Also possible, though unlikely because it would mix languages, is that see is EGYPTIAN s3, prefix for “son” (JAT).



See also Seezoram Variants


Deseret Alphabet: 𐐝𐐀𐐞𐐄𐐡𐐊𐐣 (siːzoʊrʌm)
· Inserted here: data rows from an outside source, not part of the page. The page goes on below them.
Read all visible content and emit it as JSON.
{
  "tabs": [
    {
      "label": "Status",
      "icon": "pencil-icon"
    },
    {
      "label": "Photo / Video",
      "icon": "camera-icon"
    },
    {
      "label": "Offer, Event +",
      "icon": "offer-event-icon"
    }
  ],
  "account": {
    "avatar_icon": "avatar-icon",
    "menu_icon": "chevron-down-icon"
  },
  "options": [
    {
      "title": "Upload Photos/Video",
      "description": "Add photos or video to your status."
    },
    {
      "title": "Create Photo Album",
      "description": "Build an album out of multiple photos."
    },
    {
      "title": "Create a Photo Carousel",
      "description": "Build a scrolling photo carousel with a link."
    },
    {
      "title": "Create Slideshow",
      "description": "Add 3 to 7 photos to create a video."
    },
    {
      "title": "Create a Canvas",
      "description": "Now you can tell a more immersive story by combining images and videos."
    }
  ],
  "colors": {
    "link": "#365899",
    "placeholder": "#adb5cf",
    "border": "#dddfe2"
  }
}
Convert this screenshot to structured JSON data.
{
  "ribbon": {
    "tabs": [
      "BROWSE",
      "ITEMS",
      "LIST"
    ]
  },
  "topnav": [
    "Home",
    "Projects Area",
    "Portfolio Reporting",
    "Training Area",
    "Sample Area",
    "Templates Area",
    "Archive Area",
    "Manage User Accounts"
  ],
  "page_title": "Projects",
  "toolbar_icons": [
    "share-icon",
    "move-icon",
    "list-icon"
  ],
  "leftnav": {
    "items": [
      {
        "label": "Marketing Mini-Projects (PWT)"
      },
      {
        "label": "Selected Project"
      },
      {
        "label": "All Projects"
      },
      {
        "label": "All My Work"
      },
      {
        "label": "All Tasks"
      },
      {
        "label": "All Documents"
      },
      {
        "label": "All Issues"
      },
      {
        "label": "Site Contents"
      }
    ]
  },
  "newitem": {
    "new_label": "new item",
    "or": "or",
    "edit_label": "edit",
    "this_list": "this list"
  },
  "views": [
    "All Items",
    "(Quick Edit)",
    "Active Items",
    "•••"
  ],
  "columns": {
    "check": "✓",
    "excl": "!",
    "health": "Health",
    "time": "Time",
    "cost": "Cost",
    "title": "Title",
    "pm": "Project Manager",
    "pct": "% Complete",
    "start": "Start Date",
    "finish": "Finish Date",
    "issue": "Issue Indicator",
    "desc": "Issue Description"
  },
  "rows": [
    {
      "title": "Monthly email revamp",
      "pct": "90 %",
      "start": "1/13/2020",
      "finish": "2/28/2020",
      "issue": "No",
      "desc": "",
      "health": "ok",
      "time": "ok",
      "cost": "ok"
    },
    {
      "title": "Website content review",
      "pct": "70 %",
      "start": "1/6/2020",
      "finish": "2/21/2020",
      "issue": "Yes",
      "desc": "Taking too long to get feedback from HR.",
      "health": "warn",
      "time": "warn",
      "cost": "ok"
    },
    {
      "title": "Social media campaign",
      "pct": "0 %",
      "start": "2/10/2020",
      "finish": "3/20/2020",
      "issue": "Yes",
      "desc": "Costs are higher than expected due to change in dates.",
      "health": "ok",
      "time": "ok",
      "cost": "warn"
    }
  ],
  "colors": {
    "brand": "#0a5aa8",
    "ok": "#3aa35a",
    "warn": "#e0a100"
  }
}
  1. The HEBREW particle is a variant of the common West Semitic deictic particle *zu, represented by d in Ugaritic, d in Aramaic, and ḏū in Arabic.
  2. The Hebrew and Aramaic Lexicon of the Old Testament. The Ugaritic cognate means “which, that, of” (Ugaritic Textbook 382).
  3. See The Jewish Study Bible, Tanakh Translation (Oxford: Oxford University Press, 1999), translation, “Before the Lord, Him of Sinai” and Psalm 68:8. For this deictic particle and its use in PNs, see the following: W. F. Albright, From the Stone Age to Christianity, 1st ed., 199, and Albright, "The Song of Deborah in the Light of Archaeology," BASOR 62 (Apr 1936): 30, citing H. Grimme; Dictionary of the North-West Semitic Inscriptions, 310-316, zy used to introduce relatives; B. Porten, Aramaic Documents from Egypt (Winona Lake, IN, Eisenbrauns, 2002), 109-122, for examples of the genitive particle zi; Edward Lipiński, Semitic Languages: Outline of a Comparative Grammar (Leuven: Peeters, 1997), 326, observes that ze is the oblique form of the archaic nominative zu; cf. also Du Shara “The One of the Shara Mountains (Qos, the primary deity of the Nabateans),” in Justin Kelley, “Toward a New Synthesis of the God of Edom and Yahweh," Antiguo Oriente 7 (2009):260-261, and n. 27; Lihyanite D-ʿmn, D-rḥmh, D-mslmh, D-blʼ, and Thamudic Dû-baraq “The One of Lightning,” in A. R. Al-Ansary, “Lihyanite Personal Names: A Comparative Study,” ALUOS, 7 (1969-73):6,8,10,12-13.
  4. It should be noted that the Deseret Alphabet spelling of Seezoram and Cezoram are identical, indicating that the second half of the 19th century, there was no distinction in pronunciation between the two names.